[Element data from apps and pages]
┄┄┄┄┄┄┄┄┄┄┄┄┄┄┄┄┄┄┄┄

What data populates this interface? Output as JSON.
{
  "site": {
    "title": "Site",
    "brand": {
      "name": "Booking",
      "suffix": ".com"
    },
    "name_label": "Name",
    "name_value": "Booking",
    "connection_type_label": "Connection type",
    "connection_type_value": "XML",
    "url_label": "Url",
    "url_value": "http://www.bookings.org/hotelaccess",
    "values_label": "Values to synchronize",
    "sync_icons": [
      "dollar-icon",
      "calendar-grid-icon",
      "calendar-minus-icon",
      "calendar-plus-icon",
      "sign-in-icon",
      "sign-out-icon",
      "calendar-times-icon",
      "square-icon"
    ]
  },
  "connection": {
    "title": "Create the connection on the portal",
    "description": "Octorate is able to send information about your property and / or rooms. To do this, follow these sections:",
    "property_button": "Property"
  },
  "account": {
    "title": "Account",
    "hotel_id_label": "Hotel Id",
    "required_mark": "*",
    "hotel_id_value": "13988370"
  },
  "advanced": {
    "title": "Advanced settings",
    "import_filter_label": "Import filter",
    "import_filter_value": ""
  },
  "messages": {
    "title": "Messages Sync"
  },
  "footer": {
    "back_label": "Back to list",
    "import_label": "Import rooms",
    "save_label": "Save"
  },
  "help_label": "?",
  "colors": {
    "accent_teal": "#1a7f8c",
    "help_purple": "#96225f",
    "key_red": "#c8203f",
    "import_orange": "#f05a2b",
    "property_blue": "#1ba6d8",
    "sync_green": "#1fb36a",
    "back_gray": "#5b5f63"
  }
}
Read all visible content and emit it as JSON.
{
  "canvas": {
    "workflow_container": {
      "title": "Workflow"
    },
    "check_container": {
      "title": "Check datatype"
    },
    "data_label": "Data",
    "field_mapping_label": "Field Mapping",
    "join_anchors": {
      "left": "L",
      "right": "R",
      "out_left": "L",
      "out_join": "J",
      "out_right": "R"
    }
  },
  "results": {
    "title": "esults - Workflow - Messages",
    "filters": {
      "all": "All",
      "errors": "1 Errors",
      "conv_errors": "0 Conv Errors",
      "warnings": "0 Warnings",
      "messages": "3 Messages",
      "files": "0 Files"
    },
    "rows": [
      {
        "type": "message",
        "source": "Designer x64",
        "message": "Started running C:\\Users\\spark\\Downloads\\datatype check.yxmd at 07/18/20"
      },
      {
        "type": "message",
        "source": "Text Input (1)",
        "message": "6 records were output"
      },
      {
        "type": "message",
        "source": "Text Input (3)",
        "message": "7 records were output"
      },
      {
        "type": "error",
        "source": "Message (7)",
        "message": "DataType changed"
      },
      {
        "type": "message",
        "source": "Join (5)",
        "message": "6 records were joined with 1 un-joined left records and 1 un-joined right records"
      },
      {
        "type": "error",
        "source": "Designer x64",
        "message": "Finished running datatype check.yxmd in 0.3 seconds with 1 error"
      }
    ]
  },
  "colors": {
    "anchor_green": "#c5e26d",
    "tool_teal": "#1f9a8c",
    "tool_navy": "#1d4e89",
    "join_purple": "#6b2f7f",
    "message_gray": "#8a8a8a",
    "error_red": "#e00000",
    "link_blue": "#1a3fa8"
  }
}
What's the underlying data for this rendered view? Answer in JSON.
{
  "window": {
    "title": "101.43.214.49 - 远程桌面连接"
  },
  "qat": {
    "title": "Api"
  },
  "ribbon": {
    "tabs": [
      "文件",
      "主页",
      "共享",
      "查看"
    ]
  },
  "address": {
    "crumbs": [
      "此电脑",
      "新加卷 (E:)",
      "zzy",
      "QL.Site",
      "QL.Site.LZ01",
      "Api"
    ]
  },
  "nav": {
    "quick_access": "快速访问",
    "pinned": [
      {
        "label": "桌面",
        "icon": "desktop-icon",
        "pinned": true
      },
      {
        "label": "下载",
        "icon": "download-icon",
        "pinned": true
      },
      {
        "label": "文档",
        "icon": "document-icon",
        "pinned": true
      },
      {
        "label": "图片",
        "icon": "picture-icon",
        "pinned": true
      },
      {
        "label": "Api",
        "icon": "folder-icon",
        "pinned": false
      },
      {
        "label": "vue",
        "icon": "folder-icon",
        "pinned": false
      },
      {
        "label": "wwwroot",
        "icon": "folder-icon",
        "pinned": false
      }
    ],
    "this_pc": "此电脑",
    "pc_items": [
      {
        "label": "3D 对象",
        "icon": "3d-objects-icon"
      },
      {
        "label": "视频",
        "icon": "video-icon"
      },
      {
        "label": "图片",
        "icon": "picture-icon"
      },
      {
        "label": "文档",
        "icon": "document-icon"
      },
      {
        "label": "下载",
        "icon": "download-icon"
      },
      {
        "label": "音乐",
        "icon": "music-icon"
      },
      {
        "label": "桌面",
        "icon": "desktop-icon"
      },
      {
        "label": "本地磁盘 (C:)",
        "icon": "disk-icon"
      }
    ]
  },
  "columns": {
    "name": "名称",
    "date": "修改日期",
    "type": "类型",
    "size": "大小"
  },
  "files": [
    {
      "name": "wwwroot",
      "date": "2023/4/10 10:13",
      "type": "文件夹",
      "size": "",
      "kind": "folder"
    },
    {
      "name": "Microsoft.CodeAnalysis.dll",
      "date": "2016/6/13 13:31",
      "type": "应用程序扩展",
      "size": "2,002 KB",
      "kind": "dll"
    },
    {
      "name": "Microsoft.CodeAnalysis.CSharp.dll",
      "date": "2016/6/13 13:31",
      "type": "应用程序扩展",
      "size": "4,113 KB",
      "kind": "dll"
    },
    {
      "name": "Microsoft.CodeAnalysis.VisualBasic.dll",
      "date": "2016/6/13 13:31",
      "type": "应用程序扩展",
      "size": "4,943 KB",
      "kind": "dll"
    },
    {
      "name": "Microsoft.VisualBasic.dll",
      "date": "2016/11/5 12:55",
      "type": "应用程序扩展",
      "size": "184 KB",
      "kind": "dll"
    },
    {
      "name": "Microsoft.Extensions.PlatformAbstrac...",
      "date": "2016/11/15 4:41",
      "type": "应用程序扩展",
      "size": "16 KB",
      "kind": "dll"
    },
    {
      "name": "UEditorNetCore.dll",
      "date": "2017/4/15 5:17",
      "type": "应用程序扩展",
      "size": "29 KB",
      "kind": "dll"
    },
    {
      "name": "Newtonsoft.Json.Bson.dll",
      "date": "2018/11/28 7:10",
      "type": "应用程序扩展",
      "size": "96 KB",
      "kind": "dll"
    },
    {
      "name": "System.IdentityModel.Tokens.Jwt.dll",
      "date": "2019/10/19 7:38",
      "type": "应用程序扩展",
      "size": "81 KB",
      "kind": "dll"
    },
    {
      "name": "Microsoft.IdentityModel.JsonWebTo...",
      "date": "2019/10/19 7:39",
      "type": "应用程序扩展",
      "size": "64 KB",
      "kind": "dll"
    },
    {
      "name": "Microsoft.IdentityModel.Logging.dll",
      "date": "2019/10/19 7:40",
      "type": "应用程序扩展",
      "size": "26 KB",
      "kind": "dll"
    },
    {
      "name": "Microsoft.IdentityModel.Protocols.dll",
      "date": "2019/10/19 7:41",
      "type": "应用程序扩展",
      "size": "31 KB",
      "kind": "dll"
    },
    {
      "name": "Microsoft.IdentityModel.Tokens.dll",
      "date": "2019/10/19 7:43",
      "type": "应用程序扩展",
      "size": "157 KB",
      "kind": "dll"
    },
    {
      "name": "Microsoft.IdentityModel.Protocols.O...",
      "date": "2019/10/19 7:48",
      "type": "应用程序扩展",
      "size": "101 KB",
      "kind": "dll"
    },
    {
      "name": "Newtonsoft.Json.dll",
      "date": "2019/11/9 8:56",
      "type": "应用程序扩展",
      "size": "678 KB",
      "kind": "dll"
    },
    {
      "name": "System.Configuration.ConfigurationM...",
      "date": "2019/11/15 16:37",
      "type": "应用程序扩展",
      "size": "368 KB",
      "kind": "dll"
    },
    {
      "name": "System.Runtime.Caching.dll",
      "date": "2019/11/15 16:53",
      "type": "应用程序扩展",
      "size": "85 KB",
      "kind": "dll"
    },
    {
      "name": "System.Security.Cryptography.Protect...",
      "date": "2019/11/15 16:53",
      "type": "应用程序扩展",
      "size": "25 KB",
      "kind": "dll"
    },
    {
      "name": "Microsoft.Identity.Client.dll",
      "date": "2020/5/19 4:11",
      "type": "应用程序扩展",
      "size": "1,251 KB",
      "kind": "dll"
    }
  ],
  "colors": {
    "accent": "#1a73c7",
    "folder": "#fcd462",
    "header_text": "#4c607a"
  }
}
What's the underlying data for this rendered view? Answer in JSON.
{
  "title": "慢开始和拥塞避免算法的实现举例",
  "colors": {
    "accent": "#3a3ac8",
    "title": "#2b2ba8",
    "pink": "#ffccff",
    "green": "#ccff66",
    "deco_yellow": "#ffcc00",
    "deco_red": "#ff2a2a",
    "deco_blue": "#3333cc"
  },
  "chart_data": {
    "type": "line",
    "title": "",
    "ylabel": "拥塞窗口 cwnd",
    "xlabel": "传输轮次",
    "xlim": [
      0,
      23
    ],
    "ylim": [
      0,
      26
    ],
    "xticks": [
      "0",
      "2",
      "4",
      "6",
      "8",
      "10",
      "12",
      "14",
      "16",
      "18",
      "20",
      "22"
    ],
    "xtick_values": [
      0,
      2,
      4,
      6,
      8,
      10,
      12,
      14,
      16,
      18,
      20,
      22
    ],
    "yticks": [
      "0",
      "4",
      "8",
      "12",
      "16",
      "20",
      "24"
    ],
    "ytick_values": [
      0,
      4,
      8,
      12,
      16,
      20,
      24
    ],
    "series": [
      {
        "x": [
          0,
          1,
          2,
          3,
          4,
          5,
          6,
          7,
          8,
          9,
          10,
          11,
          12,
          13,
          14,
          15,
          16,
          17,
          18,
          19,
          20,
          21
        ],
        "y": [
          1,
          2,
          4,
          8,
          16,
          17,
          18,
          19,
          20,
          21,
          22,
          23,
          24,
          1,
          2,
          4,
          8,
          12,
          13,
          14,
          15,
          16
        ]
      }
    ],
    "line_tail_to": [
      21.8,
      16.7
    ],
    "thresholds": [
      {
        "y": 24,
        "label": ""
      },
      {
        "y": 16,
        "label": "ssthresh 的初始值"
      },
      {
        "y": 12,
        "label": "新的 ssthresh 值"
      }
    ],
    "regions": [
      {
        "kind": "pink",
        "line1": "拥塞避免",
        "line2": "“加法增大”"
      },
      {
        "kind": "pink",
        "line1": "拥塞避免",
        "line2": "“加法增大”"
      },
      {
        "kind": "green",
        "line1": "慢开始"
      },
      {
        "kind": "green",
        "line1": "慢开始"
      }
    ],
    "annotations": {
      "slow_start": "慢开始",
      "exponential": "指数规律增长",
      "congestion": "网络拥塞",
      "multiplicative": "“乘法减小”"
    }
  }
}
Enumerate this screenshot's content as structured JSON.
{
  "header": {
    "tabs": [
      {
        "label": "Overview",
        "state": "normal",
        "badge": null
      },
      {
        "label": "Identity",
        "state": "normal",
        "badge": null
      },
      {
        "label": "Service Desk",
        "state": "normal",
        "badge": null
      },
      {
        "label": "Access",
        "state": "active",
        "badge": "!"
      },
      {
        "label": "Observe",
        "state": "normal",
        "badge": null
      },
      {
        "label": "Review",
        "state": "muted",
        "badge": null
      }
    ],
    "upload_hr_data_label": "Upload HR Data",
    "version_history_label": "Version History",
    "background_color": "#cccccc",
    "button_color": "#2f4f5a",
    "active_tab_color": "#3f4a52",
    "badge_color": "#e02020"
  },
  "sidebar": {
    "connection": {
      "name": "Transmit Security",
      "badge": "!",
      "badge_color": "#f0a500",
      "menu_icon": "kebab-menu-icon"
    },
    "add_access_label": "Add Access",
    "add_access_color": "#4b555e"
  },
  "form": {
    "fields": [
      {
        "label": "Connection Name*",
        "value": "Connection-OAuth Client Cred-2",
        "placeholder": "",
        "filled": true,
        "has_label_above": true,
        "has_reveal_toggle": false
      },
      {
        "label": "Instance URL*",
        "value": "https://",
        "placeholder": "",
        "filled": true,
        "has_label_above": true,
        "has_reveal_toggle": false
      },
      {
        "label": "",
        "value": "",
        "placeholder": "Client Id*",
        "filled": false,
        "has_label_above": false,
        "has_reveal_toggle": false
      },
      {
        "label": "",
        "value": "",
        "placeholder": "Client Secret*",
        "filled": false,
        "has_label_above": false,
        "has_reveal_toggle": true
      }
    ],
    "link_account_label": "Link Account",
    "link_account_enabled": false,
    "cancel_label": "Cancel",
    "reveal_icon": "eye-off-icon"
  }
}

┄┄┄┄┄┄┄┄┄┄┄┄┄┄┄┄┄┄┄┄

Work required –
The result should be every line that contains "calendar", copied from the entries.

Task solution –
      "calendar-grid-icon",
      "calendar-minus-icon",
      "calendar-plus-icon",
      "calendar-times-icon",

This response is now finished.